Segment Start: EXTRACTED INFORMATION
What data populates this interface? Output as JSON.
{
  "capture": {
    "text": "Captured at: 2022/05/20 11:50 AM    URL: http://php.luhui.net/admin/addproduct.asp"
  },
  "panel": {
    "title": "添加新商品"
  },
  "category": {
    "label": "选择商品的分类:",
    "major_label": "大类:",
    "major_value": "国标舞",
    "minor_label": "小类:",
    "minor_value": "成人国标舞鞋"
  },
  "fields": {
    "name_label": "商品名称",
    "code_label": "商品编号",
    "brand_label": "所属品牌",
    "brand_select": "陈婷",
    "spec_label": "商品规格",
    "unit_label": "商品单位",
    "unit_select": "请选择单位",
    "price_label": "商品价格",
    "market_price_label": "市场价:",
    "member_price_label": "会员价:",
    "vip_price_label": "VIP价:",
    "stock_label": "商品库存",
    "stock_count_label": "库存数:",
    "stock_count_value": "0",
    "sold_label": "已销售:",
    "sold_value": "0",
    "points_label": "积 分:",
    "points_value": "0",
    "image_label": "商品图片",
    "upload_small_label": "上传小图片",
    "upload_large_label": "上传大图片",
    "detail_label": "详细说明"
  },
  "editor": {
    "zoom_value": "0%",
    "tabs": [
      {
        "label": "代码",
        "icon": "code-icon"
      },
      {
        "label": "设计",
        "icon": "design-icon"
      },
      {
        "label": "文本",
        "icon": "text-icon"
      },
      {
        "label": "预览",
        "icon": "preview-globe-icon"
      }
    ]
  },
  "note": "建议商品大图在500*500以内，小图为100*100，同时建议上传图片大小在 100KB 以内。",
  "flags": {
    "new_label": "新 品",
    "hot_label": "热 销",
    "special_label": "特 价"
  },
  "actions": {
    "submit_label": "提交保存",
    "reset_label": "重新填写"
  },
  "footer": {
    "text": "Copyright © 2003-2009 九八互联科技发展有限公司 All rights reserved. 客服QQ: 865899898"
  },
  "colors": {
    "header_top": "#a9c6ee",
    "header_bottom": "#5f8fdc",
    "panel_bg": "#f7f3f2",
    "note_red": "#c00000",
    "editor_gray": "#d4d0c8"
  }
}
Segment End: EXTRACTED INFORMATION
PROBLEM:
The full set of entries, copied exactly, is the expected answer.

WORKED SOLUTION:
What data populates this interface? Output as JSON.
{
  "capture": {
    "text": "Captured at: 2022/05/20 11:50 AM    URL: http://php.luhui.net/admin/addproduct.asp"
  },
  "panel": {
    "title": "添加新商品"
  },
  "category": {
    "label": "选择商品的分类:",
    "major_label": "大类:",
    "major_value": "国标舞",
    "minor_label": "小类:",
    "minor_value": "成人国标舞鞋"
  },
  "fields": {
    "name_label": "商品名称",
    "code_label": "商品编号",
    "brand_label": "所属品牌",
    "brand_select": "陈婷",
    "spec_label": "商品规格",
    "unit_label": "商品单位",
    "unit_select": "请选择单位",
    "price_label": "商品价格",
    "market_price_label": "市场价:",
    "member_price_label": "会员价:",
    "vip_price_label": "VIP价:",
    "stock_label": "商品库存",
    "stock_count_label": "库存数:",
    "stock_count_value": "0",
    "sold_label": "已销售:",
    "sold_value": "0",
    "points_label": "积 分:",
    "points_value": "0",
    "image_label": "商品图片",
    "upload_small_label": "上传小图片",
    "upload_large_label": "上传大图片",
    "detail_label": "详细说明"
  },
  "editor": {
    "zoom_value": "0%",
    "tabs": [
      {
        "label": "代码",
        "icon": "code-icon"
      },
      {
        "label": "设计",
        "icon": "design-icon"
      },
      {
        "label": "文本",
        "icon": "text-icon"
      },
      {
        "label": "预览",
        "icon": "preview-globe-icon"
      }
    ]
  },
  "note": "建议商品大图在500*500以内，小图为100*100，同时建议上传图片大小在 100KB 以内。",
  "flags": {
    "new_label": "新 品",
    "hot_label": "热 销",
    "special_label": "特 价"
  },
  "actions": {
    "submit_label": "提交保存",
    "reset_label": "重新填写"
  },
  "footer": {
    "text": "Copyright © 2003-2009 九八互联科技发展有限公司 All rights reserved. 客服QQ: 865899898"
  },
  "colors": {
    "header_top": "#a9c6ee",
    "header_bottom": "#5f8fdc",
    "panel_bg": "#f7f3f2",
    "note_red": "#c00000",
    "editor_gray": "#d4d0c8"
  }
}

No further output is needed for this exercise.